The stories of these two people are tied closely to the story of Yetziat Mitzraim, or the Exodus.
Yisrael ben Avraham was a teacher. He taught enormous numbers of young men and women. Many moved to Israel on the basis of his influence. The characteristic his daughter told me about was that he gave up on no one. Others might have said a child had no future, but he insisted that there was a future to be had. He never gave up on himself either. He acquired his Ph.D. at 77 years of age. Yisrael ben Avraham was a man dedicating to establishing a future which was dedicated to Hashem – and he never gave up on doing so. The connections should be obvious.

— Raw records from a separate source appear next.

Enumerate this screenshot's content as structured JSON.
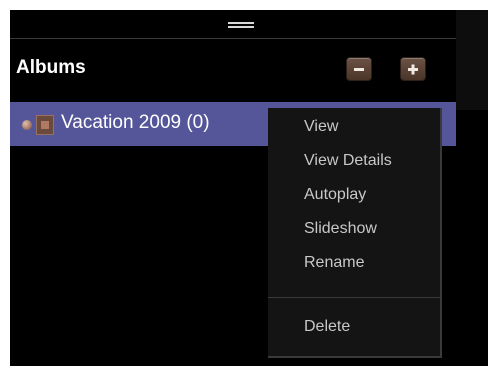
{
  "albums_panel": {
    "title": "Albums",
    "remove_button_icon": "minus-icon",
    "add_button_icon": "plus-icon",
    "album": {
      "label": "Vacation 2009 (0)",
      "icon": "album-icon"
    }
  },
  "context_menu": {
    "items": [
      "View",
      "View Details",
      "Autoplay",
      "Slideshow",
      "Rename"
    ],
    "danger_items": [
      "Delete"
    ]
  },
  "colors": {
    "panel_bg": "#000000",
    "selection_bg": "#55569a",
    "button_bg": "#5a4235",
    "menu_text": "#c8c8c8"
  }
}
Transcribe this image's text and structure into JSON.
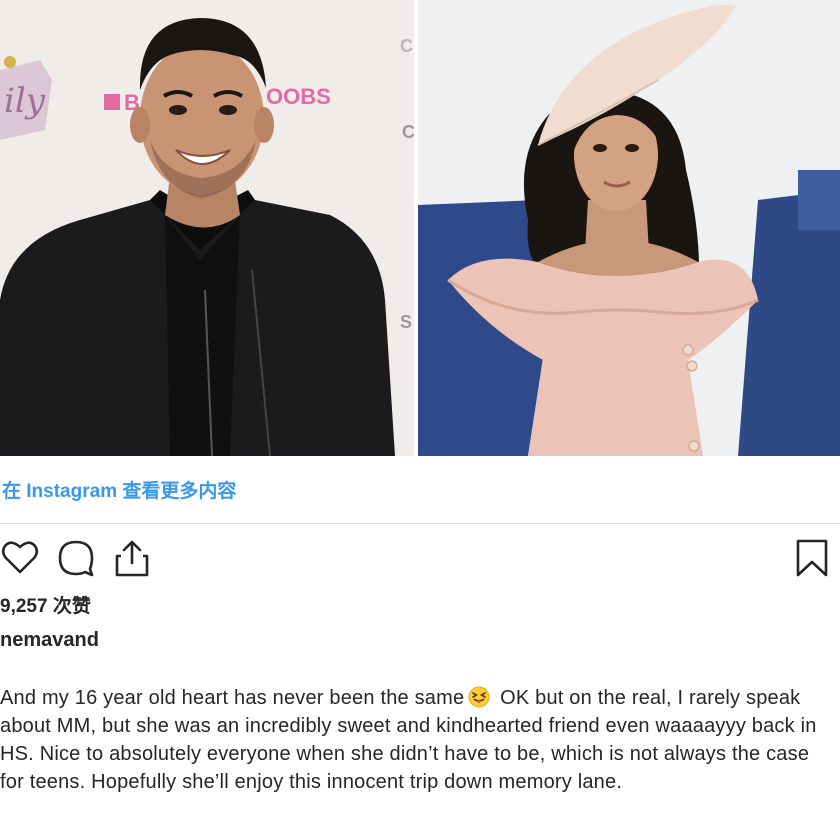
{
  "post": {
    "view_more_link": "在 Instagram 查看更多内容",
    "likes": "9,257 次赞",
    "username": "nemavand",
    "caption": {
      "part1": "And my 16 year old heart has never been the same",
      "emoji": "squinting-face-with-tongue",
      "part2": " OK but on the real, I rarely speak about MM, but she was an incredibly sweet and kindhearted friend even waaaayyy back in HS. Nice to absolutely everyone when she didn’t have to be, which is not always the case for teens. Hopefully she’ll enjoy this innocent trip down memory lane."
    },
    "backdrop_text": {
      "logo_fragment": "ily",
      "brand_fragment_1": "B",
      "brand_fragment_2": "OOBS",
      "letter_c": "C",
      "letter_c2": "C",
      "letter_s": "S"
    },
    "icons": {
      "like": "heart-icon",
      "comment": "comment-icon",
      "share": "share-icon",
      "save": "bookmark-icon"
    },
    "colors": {
      "link": "#3897f0",
      "text": "#262626",
      "divider": "#dbdbdb"
    }
  }
}
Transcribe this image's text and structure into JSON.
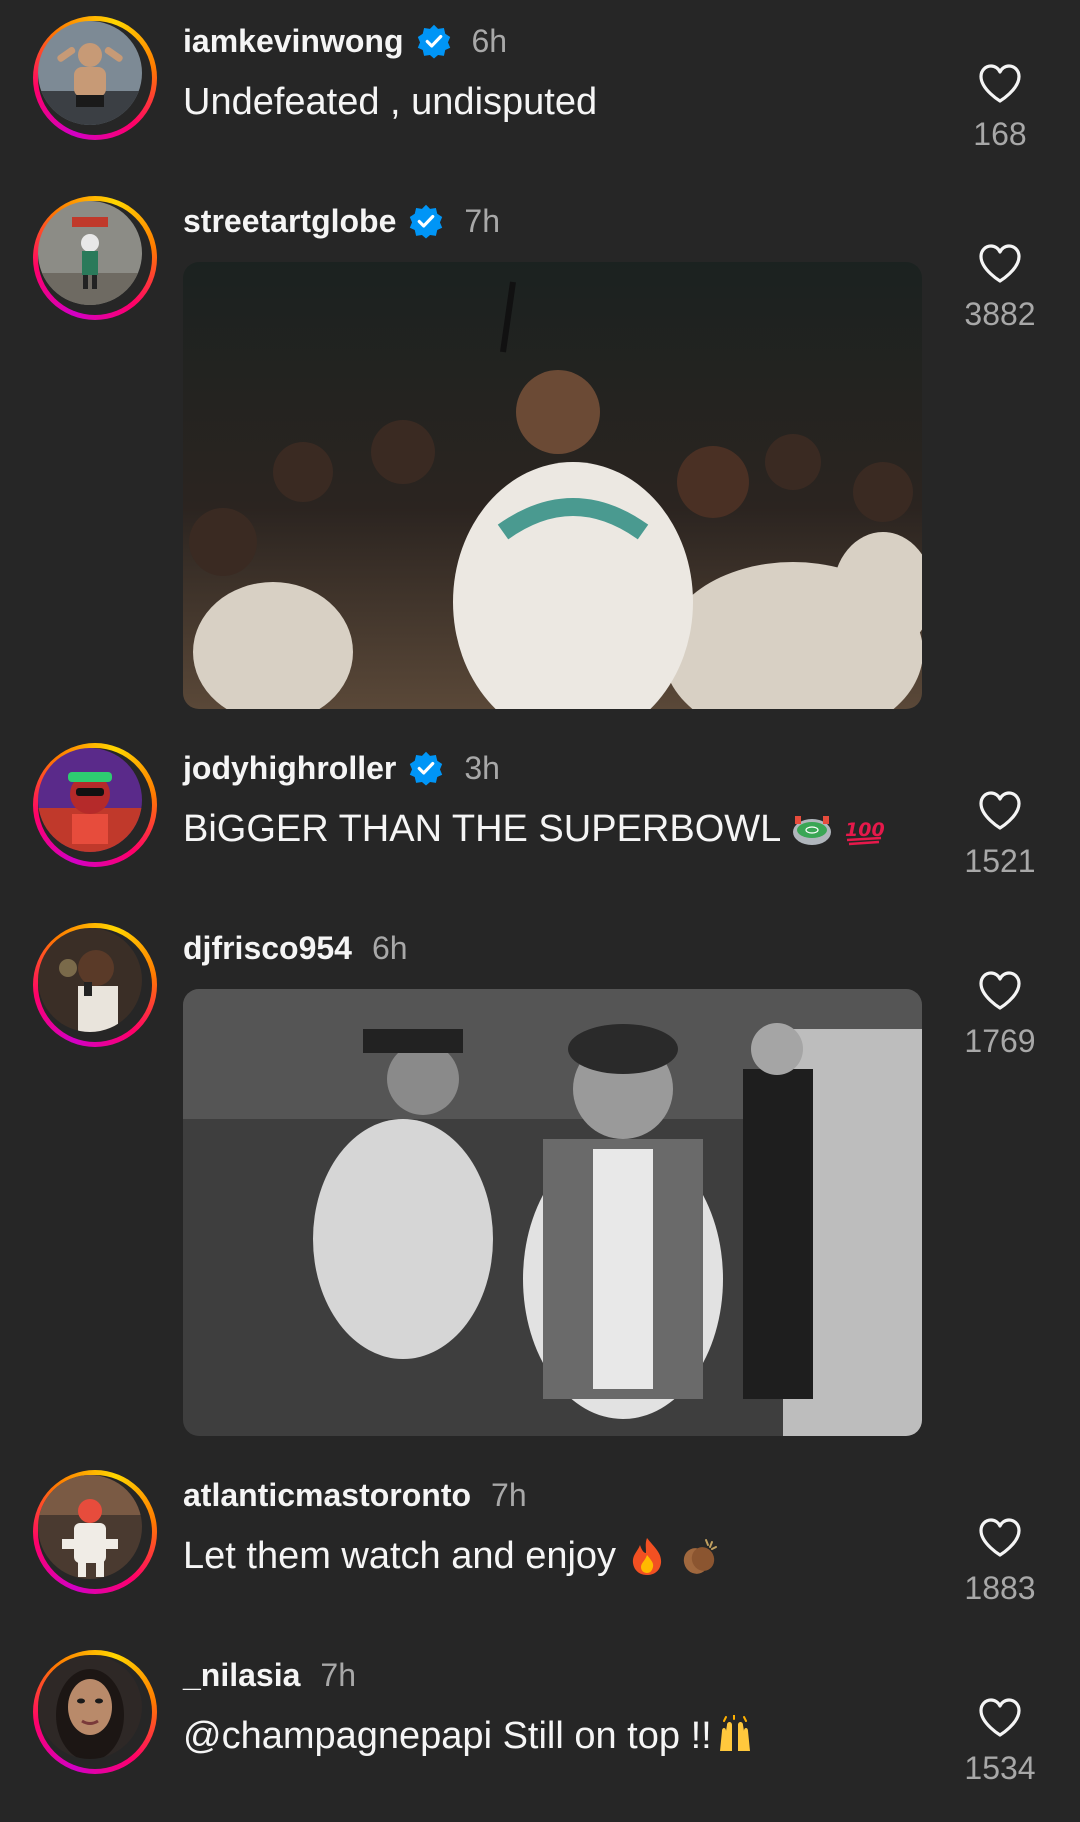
{
  "comments": [
    {
      "username": "iamkevinwong",
      "verified": true,
      "time": "6h",
      "text": "Undefeated , undisputed",
      "likes": "168"
    },
    {
      "username": "streetartglobe",
      "verified": true,
      "time": "7h",
      "media": "gif",
      "likes": "3882"
    },
    {
      "username": "jodyhighroller",
      "verified": true,
      "time": "3h",
      "text": "BiGGER THAN THE SUPERBOWL",
      "emojis": [
        "stadium-emoji",
        "hundred-points-emoji"
      ],
      "likes": "1521"
    },
    {
      "username": "djfrisco954",
      "verified": false,
      "time": "6h",
      "media": "gif",
      "likes": "1769"
    },
    {
      "username": "atlanticmastoronto",
      "verified": false,
      "time": "7h",
      "text": "Let them watch and enjoy",
      "emojis": [
        "fire-emoji",
        "clapping-hands-emoji"
      ],
      "likes": "1883"
    },
    {
      "username": "_nilasia",
      "verified": false,
      "time": "7h",
      "text": "@champagnepapi Still on top !!",
      "emojis": [
        "raising-hands-emoji"
      ],
      "likes": "1534"
    }
  ],
  "colors": {
    "background": "#262626",
    "text": "#f5f5f5",
    "secondary": "#a8a8a8",
    "verified": "#0095f6"
  }
}
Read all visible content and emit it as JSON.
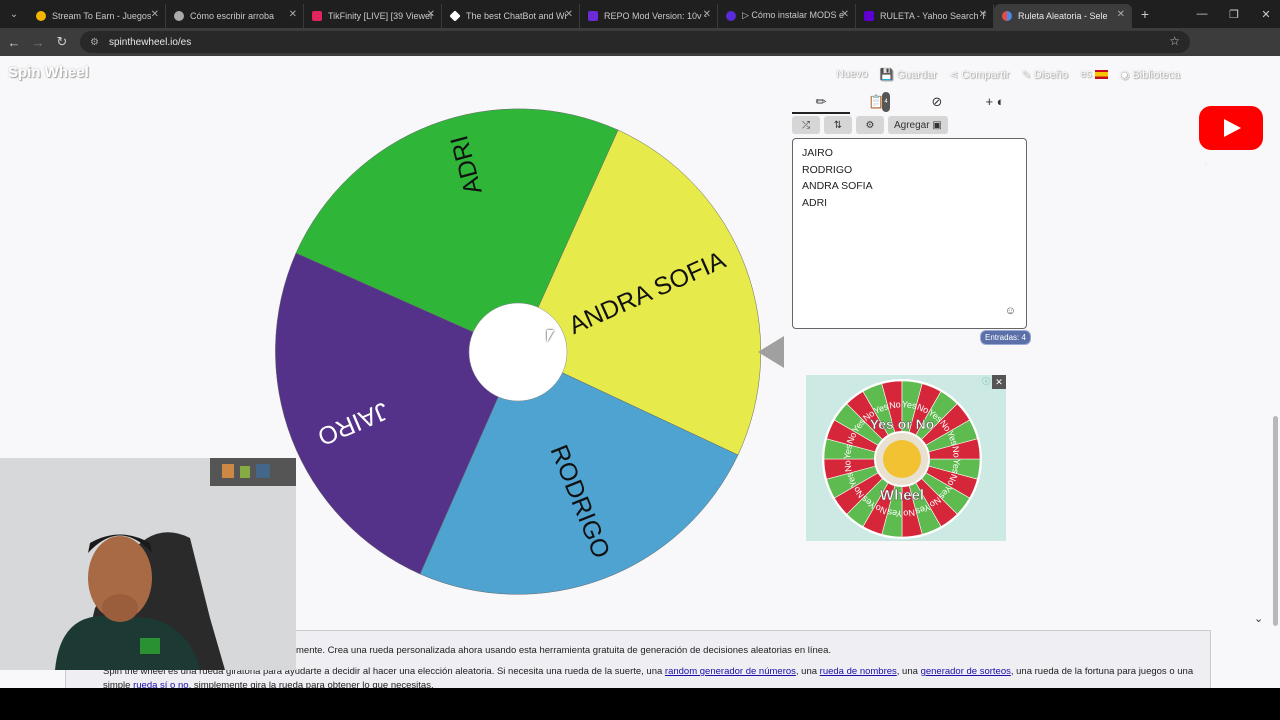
{
  "browser": {
    "tabs": [
      {
        "title": "Stream To Earn - Juegos",
        "color": "#f5b400"
      },
      {
        "title": "Cómo escribir arroba",
        "color": "#aaaaaa"
      },
      {
        "title": "TikFinity [LIVE] [39 Viewer",
        "color": "#e0245e"
      },
      {
        "title": "The best ChatBot and Wi",
        "color": "#ffffff"
      },
      {
        "title": "REPO Mod Version: 10v -",
        "color": "#6b2bd9"
      },
      {
        "title": "▷ Cómo instalar MODS e",
        "color": "#5a2bd9"
      },
      {
        "title": "RULETA - Yahoo Search T",
        "color": "#6001d2"
      },
      {
        "title": "Ruleta Aleatoria - Sele",
        "color": "#e84a4a"
      }
    ],
    "url": "spinthewheel.io/es"
  },
  "site": {
    "logo": "Spin Wheel",
    "nav": {
      "new": "Nuevo",
      "save": "Guardar",
      "share": "Compartir",
      "design": "Diseño",
      "lang": "es",
      "library": "Biblioteca"
    }
  },
  "wheel": {
    "segments": [
      {
        "label": "ANDRA SOFIA",
        "color": "#e6ea4b"
      },
      {
        "label": "RODRIGO",
        "color": "#4fa3d1"
      },
      {
        "label": "JAIRO",
        "color": "#553289"
      },
      {
        "label": "ADRI",
        "color": "#2fb639"
      }
    ]
  },
  "editor": {
    "add_label": "Agregar",
    "badge": "4",
    "entries": [
      "JAIRO",
      "RODRIGO",
      "ANDRA SOFIA",
      "ADRI"
    ],
    "count_label": "Entradas: 4"
  },
  "ad": {
    "title": "Yes or No",
    "subtitle": "Wheel",
    "close": "✕",
    "words": [
      "Yes",
      "No"
    ]
  },
  "description": {
    "line1": "mente. Crea una rueda personalizada ahora usando esta herramienta gratuita de generación de decisiones aleatorias en línea.",
    "line2_pre": "Spin the wheel es una rueda giratoria para ayudarte a decidir al hacer una elección aleatoria. Si necesita una rueda de la suerte, una ",
    "link_numbers": "random generador de números",
    "line2_mid1": ", una ",
    "link_names": "rueda de nombres",
    "line2_mid2": ", una ",
    "link_raffle": "generador de sorteos",
    "line2_post": ", una rueda de la fortuna para juegos o una",
    "line3_pre": "simple ",
    "link_yesno": "rueda sí o no",
    "line3_post": ", simplemente gira la rueda para obtener lo que necesitas."
  }
}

Miriam bat Moshe Yaacov’s son told me a remarkable story. Miriam lost her parents and her two sisters in the Shoah, in the Holocaust. But she and two other sisters survived. They survived by sticking together. At one critical point, they ran away from a death march at Auschwitz. This story captured two beautiful contrasting ideas: By depending on her sisters, Miriam found the independence to make an incredibly difficult choice.
As you know, as I discussed earlier, I see the Shoah as a continuation of the story of the Egyptian slavery. This was a woman who found a future because she leaned on a tiny sliver of a community and took the responsibility of making a real choice in a world in which choice was only an illusion.
May Yisrael ben Avraham and Miriam bat Moshe Yaacov serve as examples to us all.
Finally, if any of the ideas in this episode help you or appeal to you, then share them. You don’t have to share them in my name; go ahead and steal them. They’ll serve their purpose just a well.
Thank you and Shabbat Shalom,